In the records below, find each line containing the word "always" and copy it.

****************

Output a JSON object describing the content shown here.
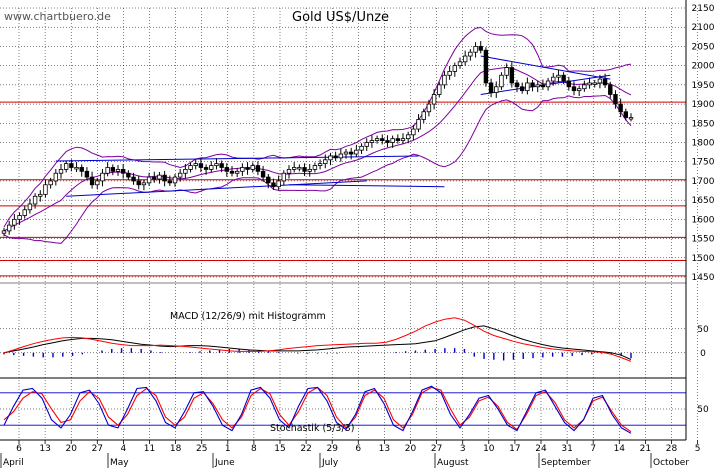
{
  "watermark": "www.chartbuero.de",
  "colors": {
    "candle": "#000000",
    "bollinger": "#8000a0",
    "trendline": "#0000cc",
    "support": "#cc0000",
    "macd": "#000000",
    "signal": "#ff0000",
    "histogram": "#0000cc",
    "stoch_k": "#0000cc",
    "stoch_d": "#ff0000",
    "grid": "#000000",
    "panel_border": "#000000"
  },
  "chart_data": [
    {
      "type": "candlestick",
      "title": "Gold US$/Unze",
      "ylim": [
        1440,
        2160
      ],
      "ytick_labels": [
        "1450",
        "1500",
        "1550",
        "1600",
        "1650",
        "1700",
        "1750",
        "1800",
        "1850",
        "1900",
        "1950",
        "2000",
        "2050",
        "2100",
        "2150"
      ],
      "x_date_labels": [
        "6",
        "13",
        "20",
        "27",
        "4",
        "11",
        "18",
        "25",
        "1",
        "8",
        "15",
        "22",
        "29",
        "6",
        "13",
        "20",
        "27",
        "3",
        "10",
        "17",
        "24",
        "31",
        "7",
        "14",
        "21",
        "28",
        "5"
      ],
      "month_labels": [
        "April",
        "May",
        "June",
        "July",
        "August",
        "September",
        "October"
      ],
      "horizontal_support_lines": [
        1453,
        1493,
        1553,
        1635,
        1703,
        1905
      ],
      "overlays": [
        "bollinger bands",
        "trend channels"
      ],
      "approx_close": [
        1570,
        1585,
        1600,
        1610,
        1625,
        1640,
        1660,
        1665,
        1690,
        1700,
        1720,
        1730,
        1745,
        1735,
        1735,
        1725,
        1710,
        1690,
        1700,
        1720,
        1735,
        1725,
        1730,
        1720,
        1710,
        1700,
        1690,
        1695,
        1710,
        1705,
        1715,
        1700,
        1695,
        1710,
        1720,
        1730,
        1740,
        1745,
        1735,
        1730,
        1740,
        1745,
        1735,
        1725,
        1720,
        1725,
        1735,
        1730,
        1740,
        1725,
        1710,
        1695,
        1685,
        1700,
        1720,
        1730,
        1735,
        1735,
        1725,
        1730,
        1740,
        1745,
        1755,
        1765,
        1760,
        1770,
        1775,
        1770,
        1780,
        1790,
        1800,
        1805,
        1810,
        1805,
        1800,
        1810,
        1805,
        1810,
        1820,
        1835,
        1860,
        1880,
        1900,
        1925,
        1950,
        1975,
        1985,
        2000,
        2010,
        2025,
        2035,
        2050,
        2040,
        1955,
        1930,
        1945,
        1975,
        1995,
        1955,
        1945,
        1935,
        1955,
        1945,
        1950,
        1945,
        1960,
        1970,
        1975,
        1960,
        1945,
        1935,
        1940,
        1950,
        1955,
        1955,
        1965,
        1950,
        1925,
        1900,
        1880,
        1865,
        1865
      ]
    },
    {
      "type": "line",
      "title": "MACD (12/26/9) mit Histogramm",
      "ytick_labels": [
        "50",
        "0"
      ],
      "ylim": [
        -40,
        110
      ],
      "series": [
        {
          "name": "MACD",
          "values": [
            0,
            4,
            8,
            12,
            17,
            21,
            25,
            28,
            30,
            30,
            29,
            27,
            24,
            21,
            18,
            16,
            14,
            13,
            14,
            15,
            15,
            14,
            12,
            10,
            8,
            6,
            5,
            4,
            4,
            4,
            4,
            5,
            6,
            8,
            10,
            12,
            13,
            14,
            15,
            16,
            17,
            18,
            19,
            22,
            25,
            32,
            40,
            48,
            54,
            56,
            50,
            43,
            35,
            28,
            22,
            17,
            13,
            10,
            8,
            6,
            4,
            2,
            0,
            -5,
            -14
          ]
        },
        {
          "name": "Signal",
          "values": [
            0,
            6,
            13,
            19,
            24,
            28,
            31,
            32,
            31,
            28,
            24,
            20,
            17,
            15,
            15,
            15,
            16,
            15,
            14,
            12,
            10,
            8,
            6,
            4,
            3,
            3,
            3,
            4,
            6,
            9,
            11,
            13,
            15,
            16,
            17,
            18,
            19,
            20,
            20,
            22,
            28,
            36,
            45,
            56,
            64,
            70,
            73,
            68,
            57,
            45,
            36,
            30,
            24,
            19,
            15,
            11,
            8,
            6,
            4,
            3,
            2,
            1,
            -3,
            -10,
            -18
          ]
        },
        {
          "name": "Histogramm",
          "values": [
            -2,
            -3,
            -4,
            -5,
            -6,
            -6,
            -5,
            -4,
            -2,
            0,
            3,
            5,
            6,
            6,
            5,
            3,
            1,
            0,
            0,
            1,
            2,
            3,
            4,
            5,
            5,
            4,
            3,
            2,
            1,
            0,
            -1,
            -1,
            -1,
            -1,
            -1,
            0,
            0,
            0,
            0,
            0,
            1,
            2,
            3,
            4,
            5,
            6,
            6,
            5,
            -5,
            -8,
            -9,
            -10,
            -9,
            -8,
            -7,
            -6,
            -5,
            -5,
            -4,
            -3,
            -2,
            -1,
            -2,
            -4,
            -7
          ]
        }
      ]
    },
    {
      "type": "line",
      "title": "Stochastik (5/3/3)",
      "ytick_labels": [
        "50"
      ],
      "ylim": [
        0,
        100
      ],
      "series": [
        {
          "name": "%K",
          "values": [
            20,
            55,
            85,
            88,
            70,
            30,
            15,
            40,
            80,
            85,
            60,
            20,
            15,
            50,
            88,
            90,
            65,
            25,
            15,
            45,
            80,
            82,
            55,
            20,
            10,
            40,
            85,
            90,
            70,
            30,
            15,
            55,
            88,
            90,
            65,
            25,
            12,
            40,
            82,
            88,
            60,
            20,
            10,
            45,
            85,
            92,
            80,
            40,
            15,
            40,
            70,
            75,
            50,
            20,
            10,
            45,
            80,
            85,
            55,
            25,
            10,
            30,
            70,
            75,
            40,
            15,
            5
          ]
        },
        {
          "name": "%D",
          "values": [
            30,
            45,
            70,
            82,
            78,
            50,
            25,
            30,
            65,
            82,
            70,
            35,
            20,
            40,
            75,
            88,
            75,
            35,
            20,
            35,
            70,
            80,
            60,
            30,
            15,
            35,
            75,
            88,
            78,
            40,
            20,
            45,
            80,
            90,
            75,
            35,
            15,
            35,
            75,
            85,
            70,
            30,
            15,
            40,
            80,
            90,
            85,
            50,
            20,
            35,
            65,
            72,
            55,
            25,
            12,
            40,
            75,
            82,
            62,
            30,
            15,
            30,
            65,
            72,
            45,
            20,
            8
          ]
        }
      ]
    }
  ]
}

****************

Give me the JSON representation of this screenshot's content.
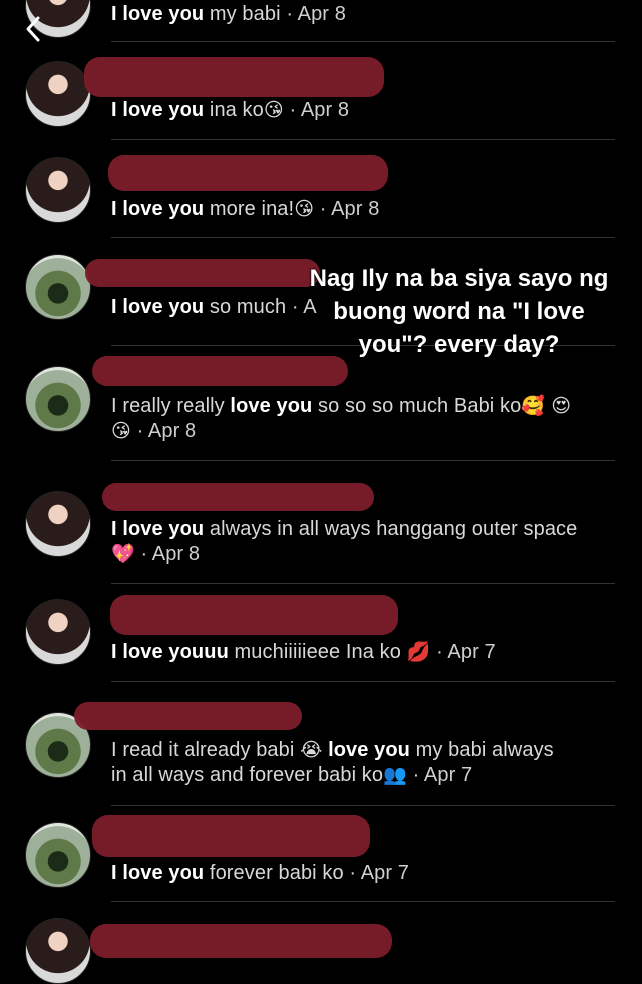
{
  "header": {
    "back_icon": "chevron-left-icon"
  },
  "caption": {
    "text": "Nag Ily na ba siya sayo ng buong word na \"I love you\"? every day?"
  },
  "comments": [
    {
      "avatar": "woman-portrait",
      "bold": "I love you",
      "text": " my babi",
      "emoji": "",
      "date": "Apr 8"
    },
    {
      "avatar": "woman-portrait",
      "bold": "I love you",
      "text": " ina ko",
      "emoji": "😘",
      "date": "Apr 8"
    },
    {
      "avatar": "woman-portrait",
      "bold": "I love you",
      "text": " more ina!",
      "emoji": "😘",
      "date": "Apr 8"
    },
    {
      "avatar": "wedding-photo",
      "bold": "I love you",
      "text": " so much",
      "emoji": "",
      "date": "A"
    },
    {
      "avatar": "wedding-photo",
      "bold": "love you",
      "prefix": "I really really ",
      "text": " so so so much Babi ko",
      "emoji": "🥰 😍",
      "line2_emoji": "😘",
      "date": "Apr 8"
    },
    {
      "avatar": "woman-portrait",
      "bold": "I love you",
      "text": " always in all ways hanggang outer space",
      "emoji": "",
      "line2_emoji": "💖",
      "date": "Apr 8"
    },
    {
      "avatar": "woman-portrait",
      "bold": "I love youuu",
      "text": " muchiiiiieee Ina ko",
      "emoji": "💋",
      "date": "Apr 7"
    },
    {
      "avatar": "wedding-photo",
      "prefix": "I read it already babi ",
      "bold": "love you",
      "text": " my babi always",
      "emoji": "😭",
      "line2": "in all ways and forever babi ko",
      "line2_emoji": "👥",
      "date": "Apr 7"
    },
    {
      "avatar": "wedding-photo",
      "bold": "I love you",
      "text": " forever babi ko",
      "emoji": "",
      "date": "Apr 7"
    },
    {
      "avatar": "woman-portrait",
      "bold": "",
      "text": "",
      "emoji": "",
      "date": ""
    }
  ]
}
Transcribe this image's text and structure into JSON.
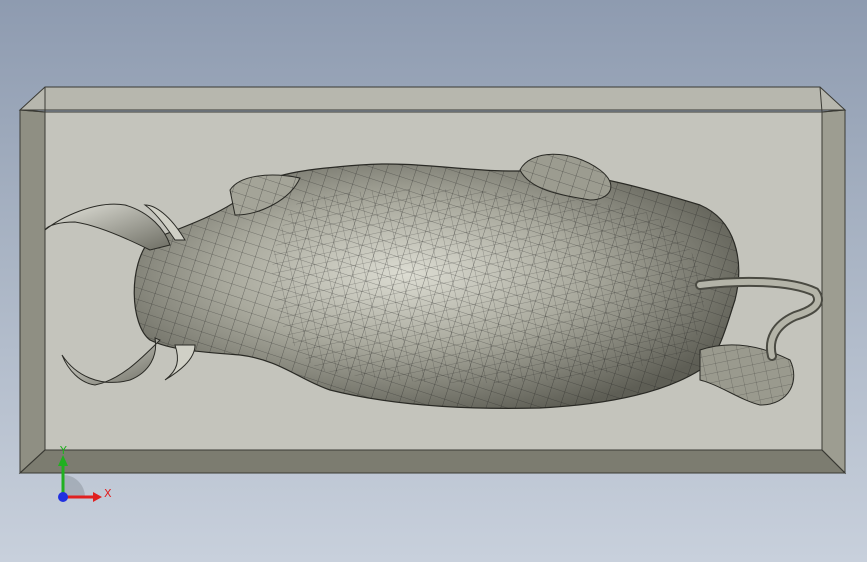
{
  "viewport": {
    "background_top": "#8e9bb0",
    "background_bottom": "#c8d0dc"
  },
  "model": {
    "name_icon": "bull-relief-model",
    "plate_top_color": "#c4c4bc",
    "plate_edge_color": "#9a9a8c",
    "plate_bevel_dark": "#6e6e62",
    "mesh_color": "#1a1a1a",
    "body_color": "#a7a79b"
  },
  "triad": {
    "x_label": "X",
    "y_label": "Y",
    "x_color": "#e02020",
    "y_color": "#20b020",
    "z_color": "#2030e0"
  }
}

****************

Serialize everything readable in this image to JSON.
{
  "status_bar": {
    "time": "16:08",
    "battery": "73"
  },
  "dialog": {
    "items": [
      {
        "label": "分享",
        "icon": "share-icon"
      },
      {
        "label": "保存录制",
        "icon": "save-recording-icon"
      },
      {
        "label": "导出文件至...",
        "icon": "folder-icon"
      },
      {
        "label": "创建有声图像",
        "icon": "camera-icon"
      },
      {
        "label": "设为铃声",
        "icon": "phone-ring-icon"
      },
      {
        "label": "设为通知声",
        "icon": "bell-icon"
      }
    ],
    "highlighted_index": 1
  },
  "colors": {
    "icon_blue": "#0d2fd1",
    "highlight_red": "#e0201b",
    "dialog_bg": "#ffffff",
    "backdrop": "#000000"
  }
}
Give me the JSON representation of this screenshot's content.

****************

Exercise answer —
      "text": " always in all ways hanggang outer space",
      "text": " my babi always",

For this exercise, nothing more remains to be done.